From The Art and Popular Culture Encyclopedia
The Porphyrian tree, Tree of Porphyry or Arbor Porphyriana is a classic classification of a "Scale of being", invented by one of the earliest Greek logicians Porphyry. It is also known as scala praedicamentalis.
The Greek Neoplatonist Porphyry introduced the Porphyrian tree in his introduction to Aristotle's Categories. Porphyry presented the basis of Aristotle's thought as a tree-like scheme of dichotomous divisions, which indicates that a species is defined by genus-differentia and that the process continues until the lowest species is reached.
This Porphyrian tree consists of three rows or columns of words; the middlemost whereof contains the series of genus and species, and bears some analogy to the trunk. The extremes, containing the differences, are analogous to the branches of a tree. An example is
SUBSTANCE Thinking Extended BODY Inanimate Animate ANIMAL Irrational Rational MAN This That PLATO.
- William Stanley Jevons (1870). Elementary Lessons in Logic. London.

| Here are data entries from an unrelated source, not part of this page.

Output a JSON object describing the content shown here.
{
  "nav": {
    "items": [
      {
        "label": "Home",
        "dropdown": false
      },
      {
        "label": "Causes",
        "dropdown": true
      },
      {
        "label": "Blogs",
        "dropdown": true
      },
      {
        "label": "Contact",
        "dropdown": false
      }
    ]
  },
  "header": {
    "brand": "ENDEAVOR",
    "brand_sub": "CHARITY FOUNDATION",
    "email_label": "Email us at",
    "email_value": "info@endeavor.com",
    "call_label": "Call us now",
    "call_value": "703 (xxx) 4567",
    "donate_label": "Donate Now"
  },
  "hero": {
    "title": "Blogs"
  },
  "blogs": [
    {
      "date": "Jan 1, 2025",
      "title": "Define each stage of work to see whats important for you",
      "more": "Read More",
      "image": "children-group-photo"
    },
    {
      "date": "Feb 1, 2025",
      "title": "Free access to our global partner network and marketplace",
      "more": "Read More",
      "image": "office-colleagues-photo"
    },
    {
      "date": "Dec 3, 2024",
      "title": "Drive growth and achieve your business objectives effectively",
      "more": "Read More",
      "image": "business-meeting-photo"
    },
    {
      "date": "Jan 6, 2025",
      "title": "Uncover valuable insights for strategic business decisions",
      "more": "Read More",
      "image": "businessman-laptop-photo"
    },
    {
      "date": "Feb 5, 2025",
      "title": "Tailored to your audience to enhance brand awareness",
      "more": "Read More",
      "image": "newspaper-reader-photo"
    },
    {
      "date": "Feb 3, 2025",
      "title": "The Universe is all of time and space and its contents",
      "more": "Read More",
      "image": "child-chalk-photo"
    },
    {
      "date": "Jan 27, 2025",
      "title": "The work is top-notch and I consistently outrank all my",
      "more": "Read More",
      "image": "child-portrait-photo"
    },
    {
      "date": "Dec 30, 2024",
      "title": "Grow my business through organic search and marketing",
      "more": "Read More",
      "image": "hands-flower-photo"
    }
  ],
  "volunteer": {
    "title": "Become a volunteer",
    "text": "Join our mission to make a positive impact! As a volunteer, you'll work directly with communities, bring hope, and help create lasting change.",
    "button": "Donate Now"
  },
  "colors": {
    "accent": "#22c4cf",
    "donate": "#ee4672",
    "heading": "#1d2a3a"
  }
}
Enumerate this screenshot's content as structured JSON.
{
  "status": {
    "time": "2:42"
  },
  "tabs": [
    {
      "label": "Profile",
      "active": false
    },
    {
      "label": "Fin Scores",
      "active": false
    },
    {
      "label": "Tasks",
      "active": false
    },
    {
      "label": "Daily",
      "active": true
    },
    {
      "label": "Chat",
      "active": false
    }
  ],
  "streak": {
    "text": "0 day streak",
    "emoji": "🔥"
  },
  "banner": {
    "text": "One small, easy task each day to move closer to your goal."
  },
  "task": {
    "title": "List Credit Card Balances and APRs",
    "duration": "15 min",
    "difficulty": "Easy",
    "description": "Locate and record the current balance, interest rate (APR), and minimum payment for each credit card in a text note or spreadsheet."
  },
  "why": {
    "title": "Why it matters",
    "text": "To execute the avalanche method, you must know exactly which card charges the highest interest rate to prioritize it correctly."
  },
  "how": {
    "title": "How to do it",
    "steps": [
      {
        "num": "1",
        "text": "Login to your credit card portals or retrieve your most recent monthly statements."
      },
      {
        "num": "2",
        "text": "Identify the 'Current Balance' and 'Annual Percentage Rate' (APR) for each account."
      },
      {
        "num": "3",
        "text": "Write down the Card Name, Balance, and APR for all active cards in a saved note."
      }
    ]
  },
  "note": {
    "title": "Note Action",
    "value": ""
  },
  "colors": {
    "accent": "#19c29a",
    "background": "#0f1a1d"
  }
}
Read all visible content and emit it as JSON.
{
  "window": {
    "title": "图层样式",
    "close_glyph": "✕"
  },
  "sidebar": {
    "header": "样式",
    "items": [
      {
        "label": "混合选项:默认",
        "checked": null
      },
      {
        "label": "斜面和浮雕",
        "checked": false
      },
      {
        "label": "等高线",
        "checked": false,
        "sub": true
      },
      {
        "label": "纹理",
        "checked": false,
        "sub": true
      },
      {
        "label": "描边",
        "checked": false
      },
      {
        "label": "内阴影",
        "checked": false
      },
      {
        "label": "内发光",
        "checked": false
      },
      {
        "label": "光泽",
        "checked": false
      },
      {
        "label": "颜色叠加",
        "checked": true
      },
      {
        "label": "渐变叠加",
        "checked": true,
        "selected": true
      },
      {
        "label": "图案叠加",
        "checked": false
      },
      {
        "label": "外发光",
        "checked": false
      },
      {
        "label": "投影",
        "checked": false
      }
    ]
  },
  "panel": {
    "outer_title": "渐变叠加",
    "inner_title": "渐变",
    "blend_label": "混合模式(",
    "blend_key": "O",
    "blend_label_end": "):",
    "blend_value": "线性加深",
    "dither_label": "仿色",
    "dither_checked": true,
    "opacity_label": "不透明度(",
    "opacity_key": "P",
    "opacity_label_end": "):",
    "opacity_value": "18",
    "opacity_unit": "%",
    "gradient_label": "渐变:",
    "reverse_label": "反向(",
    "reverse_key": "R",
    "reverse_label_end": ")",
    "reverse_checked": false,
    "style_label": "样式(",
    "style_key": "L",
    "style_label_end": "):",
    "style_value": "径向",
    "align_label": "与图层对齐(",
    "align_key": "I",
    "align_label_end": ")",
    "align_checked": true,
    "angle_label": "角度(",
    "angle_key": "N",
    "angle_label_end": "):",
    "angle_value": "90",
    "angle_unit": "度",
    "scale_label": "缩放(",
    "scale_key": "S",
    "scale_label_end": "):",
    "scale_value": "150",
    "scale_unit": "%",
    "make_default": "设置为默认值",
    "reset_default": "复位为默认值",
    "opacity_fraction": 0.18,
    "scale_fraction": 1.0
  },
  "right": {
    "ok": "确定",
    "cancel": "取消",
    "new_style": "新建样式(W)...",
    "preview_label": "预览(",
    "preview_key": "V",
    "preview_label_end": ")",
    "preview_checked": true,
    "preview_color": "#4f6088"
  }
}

- Paul Richard Blum (1999). Dio e gli individui: L' Arbor Porphyriana nei secoli XVII e XVIII. Rivista di filosofia neo-scolastica 91: 18-49.